Rockefeller Archive Center Grant, 2004
Doolittle-Harrison Research Grant, University of Chicago, 2003
Freehling Research Grant, University of Chicago, 2003
School, Society, & State: A New Education to Govern Modern America, 1890-1940. University of Chicago Press, 2012
(with Lendol Carldor), "Measuring College Learning in History," Improving Quality in American Higher Education. Edited by Richard Arum, Josipha Roksa, and Amanda Cook. Jossey-Bass, 2016: 37-86.
“Managing School Integration and White Flight: The Debate over Chicago’s Future in the 1960s,”Journal of Urban History, 42 (July 2016): 709-32.
"Governing the Child: The State, the Family, and the Compulsory School in the Early Twentieth Century, in Boundaries of the State in U.S. History. Edited by William J. Novak, James Sparrow, and Stephen Sawyer. University of Chicago Press, 2015.
"The 'Race Problem' and American Education in the Early Twentieth Century." In Inequity in Education: A Historical Perspective. Edited by Debra Meyers and Burke Miller. Lexington Books, 2009.
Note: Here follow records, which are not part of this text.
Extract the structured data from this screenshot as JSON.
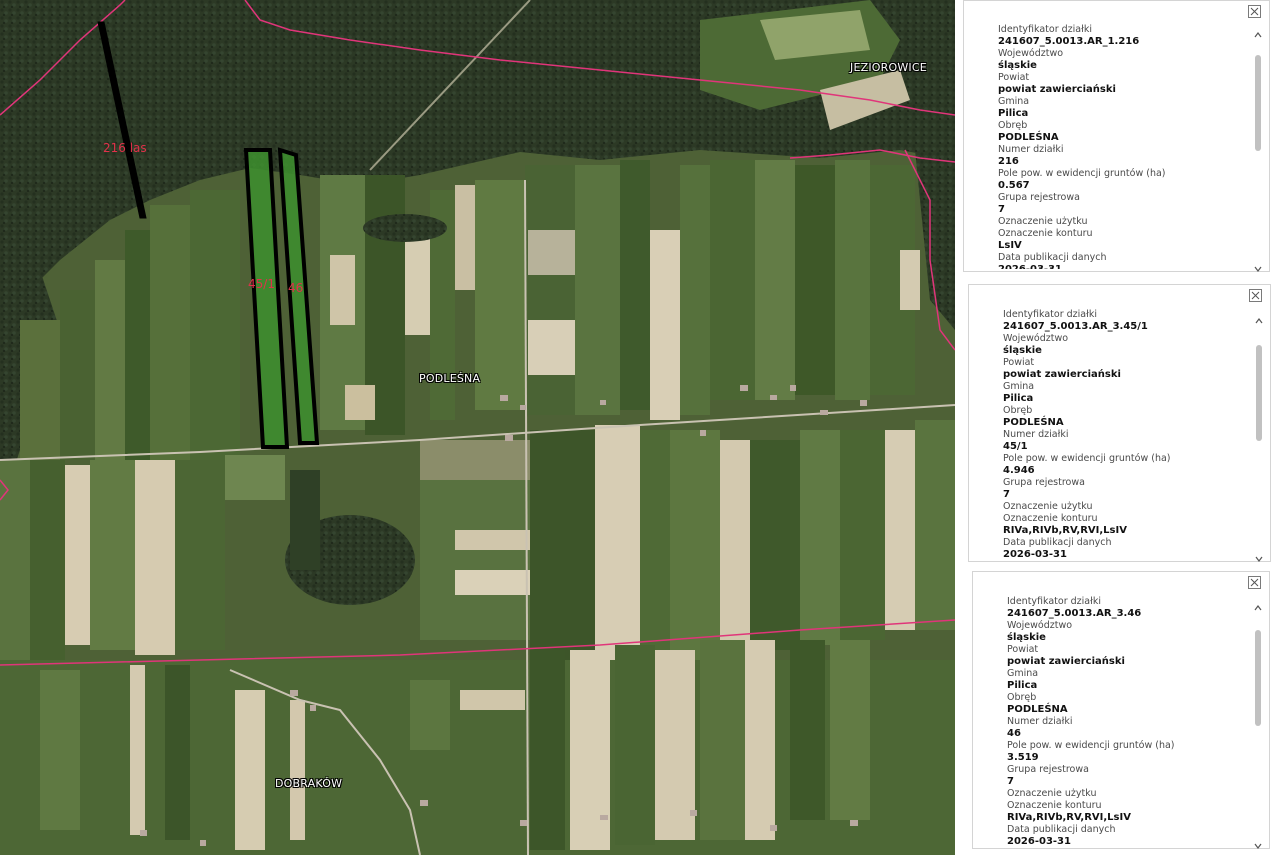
{
  "map": {
    "place_labels": [
      "JEZIOROWICE",
      "PODLEŚNA",
      "DOBRAKÓW"
    ],
    "parcel_labels": [
      "216 las",
      "45/1",
      "46"
    ],
    "colors": {
      "boundary": "#e0357a",
      "parcel_outline": "#000000",
      "parcel_fill": "#3d8f2e",
      "forest": "#2e3b26",
      "field_dark": "#3f5a2c",
      "field_light": "#d8ccb4"
    }
  },
  "panels": [
    {
      "fields": [
        {
          "label": "Identyfikator działki",
          "value": "241607_5.0013.AR_1.216"
        },
        {
          "label": "Województwo",
          "value": "śląskie"
        },
        {
          "label": "Powiat",
          "value": "powiat zawierciański"
        },
        {
          "label": "Gmina",
          "value": "Pilica"
        },
        {
          "label": "Obręb",
          "value": "PODLEŚNA"
        },
        {
          "label": "Numer działki",
          "value": "216"
        },
        {
          "label": "Pole pow. w ewidencji gruntów (ha)",
          "value": "0.567"
        },
        {
          "label": "Grupa rejestrowa",
          "value": "7"
        },
        {
          "label": "Oznaczenie użytku",
          "value": ""
        },
        {
          "label": "Oznaczenie konturu",
          "value": "LsIV"
        },
        {
          "label": "Data publikacji danych",
          "value": "2026-03-31"
        }
      ]
    },
    {
      "fields": [
        {
          "label": "Identyfikator działki",
          "value": "241607_5.0013.AR_3.45/1"
        },
        {
          "label": "Województwo",
          "value": "śląskie"
        },
        {
          "label": "Powiat",
          "value": "powiat zawierciański"
        },
        {
          "label": "Gmina",
          "value": "Pilica"
        },
        {
          "label": "Obręb",
          "value": "PODLEŚNA"
        },
        {
          "label": "Numer działki",
          "value": "45/1"
        },
        {
          "label": "Pole pow. w ewidencji gruntów (ha)",
          "value": "4.946"
        },
        {
          "label": "Grupa rejestrowa",
          "value": "7"
        },
        {
          "label": "Oznaczenie użytku",
          "value": ""
        },
        {
          "label": "Oznaczenie konturu",
          "value": "RIVa,RIVb,RV,RVI,LsIV"
        },
        {
          "label": "Data publikacji danych",
          "value": "2026-03-31"
        }
      ]
    },
    {
      "fields": [
        {
          "label": "Identyfikator działki",
          "value": "241607_5.0013.AR_3.46"
        },
        {
          "label": "Województwo",
          "value": "śląskie"
        },
        {
          "label": "Powiat",
          "value": "powiat zawierciański"
        },
        {
          "label": "Gmina",
          "value": "Pilica"
        },
        {
          "label": "Obręb",
          "value": "PODLEŚNA"
        },
        {
          "label": "Numer działki",
          "value": "46"
        },
        {
          "label": "Pole pow. w ewidencji gruntów (ha)",
          "value": "3.519"
        },
        {
          "label": "Grupa rejestrowa",
          "value": "7"
        },
        {
          "label": "Oznaczenie użytku",
          "value": ""
        },
        {
          "label": "Oznaczenie konturu",
          "value": "RIVa,RIVb,RV,RVI,LsIV"
        },
        {
          "label": "Data publikacji danych",
          "value": "2026-03-31"
        }
      ]
    }
  ]
}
"Solving the Rural School Problem: New State Aid, Standards, and Supervision of Local Schools, 1900-1933." History of Education Quarterly 48 (Spring 2008): 181-220.
"Lessons from the Past: A Challenge and a Caution for Policy-Relevant History." In Clio at the Table: Using History to Inform and Improve Education Policy. Edited by Kenneth K. Wong and Robert Rothman. Peter Lang Publishing, 2008.
|2007||PhD||University of Chicago|
|1999||MA||University of Chicago|
|1998||BA||Western Michigan University|
Howard Foundation Fellowship, 2014-2015
American Council of Learned Societies, 2013-2014
Teagle-Sheridan Center Fellowship, Brown University, 2012-2013
National Forum on the Future of Liberal Education Fellow, 2009-2012
National Academy of Education/Spencer Postdoctoral Fellowship, 2010-2011
American Academy of Arts and Sciences Visiting Scholar, 2010-2011
Finalist, Spencer Foundation Exemplary Dissertation Award, 2009
Harry Barnard Dissertation Year History Fellowship, University of Chicago, 2005-2006 (declined)
Social Science Research Council Program on Philanthropy and the Non-Profit Sector Fellowship, 2004-2005
Miller Center for Public Affairs Fellowship, 2003-2004
University of Chicago Century Fellowship, 1998-2002
Faculty affiliate, Taubman Center for American Politics and Policy; Department of American Studies and Ethnic Studies
|EDUC 0610 - Brown v. Board of Education|
|EDUC 1020 - The History of American Education|
|EDUC 1720 - Urban Schools in Historical Perspective|
|HIST 0556B - Inequality and American Capitalism in the Twentieth Century|
|HIST 2970H - Special Topics Seminar: American Political History|